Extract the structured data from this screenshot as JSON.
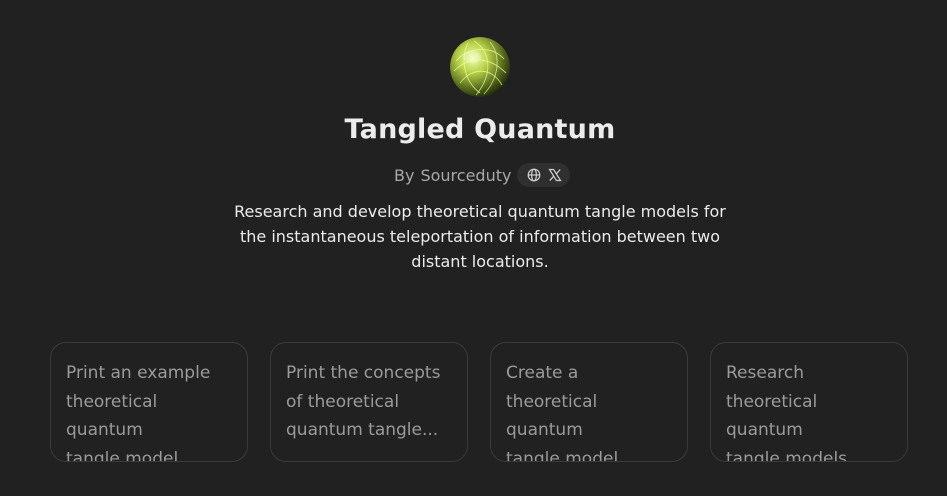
{
  "gpt": {
    "name": "Tangled Quantum",
    "author_prefix": "By",
    "author": "Sourceduty",
    "description": "Research and develop theoretical quantum tangle models for the instantaneous teleportation of information between two distant locations.",
    "social_icons": [
      "globe-icon",
      "x-logo-icon"
    ]
  },
  "starters": [
    {
      "label": "Print an example\ntheoretical quantum\ntangle model."
    },
    {
      "label": "Print the concepts\nof theoretical\nquantum tangle..."
    },
    {
      "label": "Create a theoretical\nquantum\ntangle model."
    },
    {
      "label": "Research theoretical\nquantum\ntangle models."
    }
  ],
  "colors": {
    "background": "#212121",
    "title": "#ececec",
    "muted": "#a8a8a8",
    "card_border": "#3a3a3a",
    "card_text": "#9b9b9b",
    "avatar_accent": "#c9e36a"
  }
}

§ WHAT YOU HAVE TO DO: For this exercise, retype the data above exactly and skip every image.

§ YOUR SOLUTION:
Extract the structured data from this screenshot as JSON.
{
  "gpt": {
    "name": "Tangled Quantum",
    "author_prefix": "By",
    "author": "Sourceduty",
    "description": "Research and develop theoretical quantum tangle models for the instantaneous teleportation of information between two distant locations.",
    "social_icons": [
      "globe-icon",
      "x-logo-icon"
    ]
  },
  "starters": [
    {
      "label": "Print an example\ntheoretical quantum\ntangle model."
    },
    {
      "label": "Print the concepts\nof theoretical\nquantum tangle..."
    },
    {
      "label": "Create a theoretical\nquantum\ntangle model."
    },
    {
      "label": "Research theoretical\nquantum\ntangle models."
    }
  ],
  "colors": {
    "background": "#212121",
    "title": "#ececec",
    "muted": "#a8a8a8",
    "card_border": "#3a3a3a",
    "card_text": "#9b9b9b",
    "avatar_accent": "#c9e36a"
  }
}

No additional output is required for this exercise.